MURFREESBORO — For 94 feet, Virginia Commonwealth and Louisville can harass opposing offenses with the best of them.
At least that is the opinion of Western Kentucky coach Ray Harper, whose Hilltoppers suffered consecutive blowout losses to both in December.
But when the ball crosses the timeline, Harper says not many teams unleash a half-court defense more suffocating than Middle Tennessee State's.
“From the standpoint of a half-court defensive team I think they’re the best we’ve played,” Harper said. “I don’t think they can put the pressure on you full court that VCU and Louisville can. But at the same time I think they’re better if the game settles into a half-court game than either one of those guys.”
He’d be hard-pressed to find many who disagreed after Saturday’s performance. MTSU defended its way to a decisive 72-53 victory over the Hilltoppers in front of a national televised audience and at a raucous Murphy Center, which drew a season-high crowd of 10,105.
Increasing their stranglehold in the Sun Belt Conference, the Blue Raiders (18-4, 10-1) cruised to their seventh straight victory and 11th in 12 games. In a game they never trailed, defense set the tone and overwhelmed their archrival en route to their 24th straight regular-season victory at home.
The Hilltoppers shot just 39 percent (16 of 41) from the field. They also committed 18 turnovers — 12 in the first half — which MTSU turned into 17 points.
“A lot of that defense led to offense,” coach Kermit Davis said.
The defense also bailed out an offense, which temporarily went stale. After building an 11-point lead in the first half, the Blue Raiders led just 42-36 less than six minutes into the second half. Unhappy with his team’s play on the glass and careless fouling after allowing offensive rebounds, Davis called a timeout to reiterate aggressive, smart play on defense.
The Blue Raiders responded as Western Kentucky (11-11, 5-6) went scoreless for more than five minutes. MTSU scored 14 straight points for a commanding 61-39 lead with 6:55 left.
“I thought it was just defensive pressure,” Davis said. “I thought James Gallman gave us a big lift [off the bench] of just defending. His energy in the game was great for ball pressure. Bruce Massey was unbelievable. I mean just some of the 50-50 balls he got on offensive rebounds. We had a couple plays where there was a loose ball where blue shirts, a couple of them, were right on top of it to save possessions. That was a big part of creating that lead.”
Much of the annoyance came from MTSU’s first line of defense — the backcourt.
The guard play of Massey, Gallman, Marcos Knight, Tweety Knight and Raymond Cintron made it difficult for WKU to work the ball inside. The Hilltoppers found little success from the outside too. They made just four of 15 3-pointers as MTSU continued to clamp down from the perimeter. The Blue Raiders rank 13th in the country in 3-point defense (28.1 percent).
“We talk about it in every day in practice, our guards being the key to our defense,” Massey said. “With me and Tweety on the ball we know if we get into their point guard they can’t get into an offense. Getting steals is an advantage for us. It is our strong point, getting into transition and getting layups and dunks.”

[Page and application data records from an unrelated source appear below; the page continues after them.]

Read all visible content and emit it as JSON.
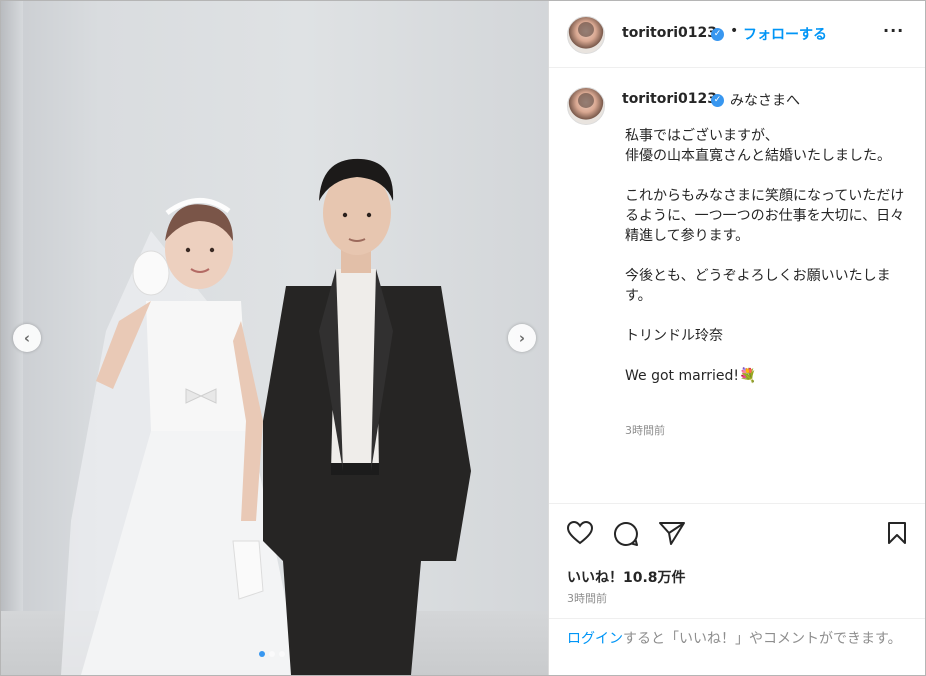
{
  "post": {
    "username": "toritori0123",
    "verified_mark": "✓",
    "separator": "•",
    "follow_label": "フォローする",
    "more_label": "···",
    "nav_prev": "‹",
    "nav_next": "›",
    "carousel": {
      "total": 3,
      "active_index": 0
    }
  },
  "caption": {
    "username": "toritori0123",
    "greeting": "みなさまへ",
    "paragraphs": [
      "私事ではございますが、\n俳優の山本直寛さんと結婚いたしました。",
      "これからもみなさまに笑顔になっていただけるように、一つ一つのお仕事を大切に、日々精進して参ります。",
      "今後とも、どうぞよろしくお願いいたします。",
      "トリンドル玲奈",
      "We got married!💐"
    ],
    "time": "3時間前"
  },
  "actions": {
    "icons": [
      "heart-icon",
      "comment-icon",
      "share-icon",
      "bookmark-icon"
    ],
    "likes": "いいね！10.8万件",
    "time": "3時間前"
  },
  "login": {
    "link": "ログイン",
    "text": "すると「いいね！」やコメントができます。"
  },
  "colors": {
    "link_blue": "#0095f6",
    "verified_blue": "#3897f0",
    "text": "#262626",
    "muted": "#8e8e8e"
  }
}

Besides leading all scorers with 15 points, Massey, a senior point guard, tied a career-high with four steals. He matched season-bests with six assists and seven rebounds. In fact, guards accounted for 18 of the Blue Raiders’ 33 rebounds.
“Their guards are the strength of their team now — bottom line,” Harper said. “They have some pretty good post players. But their guards — that’s why they’re good.”
The Blue Raiders lead the league the Sun Belt in scoring defense (58.4 points per game) and field-goal percentage defense (40.5 percent). More than halfway through a 20-game league schedule, they own the Sun Belt’s best record and hold a two and half game lead in the East Division over South Alabama (10-8, 7-3). They appear well on their way to their third regular-season conference championship in four years.
Even more so, the Blue Raiders have a chance to make a case they’re better than last year’s record-setting team that won 27 games but just missed out on the program’s first NCAA Tournament bid since 1989.
“Like coach Davis tells us, every game we’ve got to go out and recreate our identity,” Marcos Knight said. “That’s defending, taking away first side [offense], rebounding and being really tough. That is something we hang our hats on.”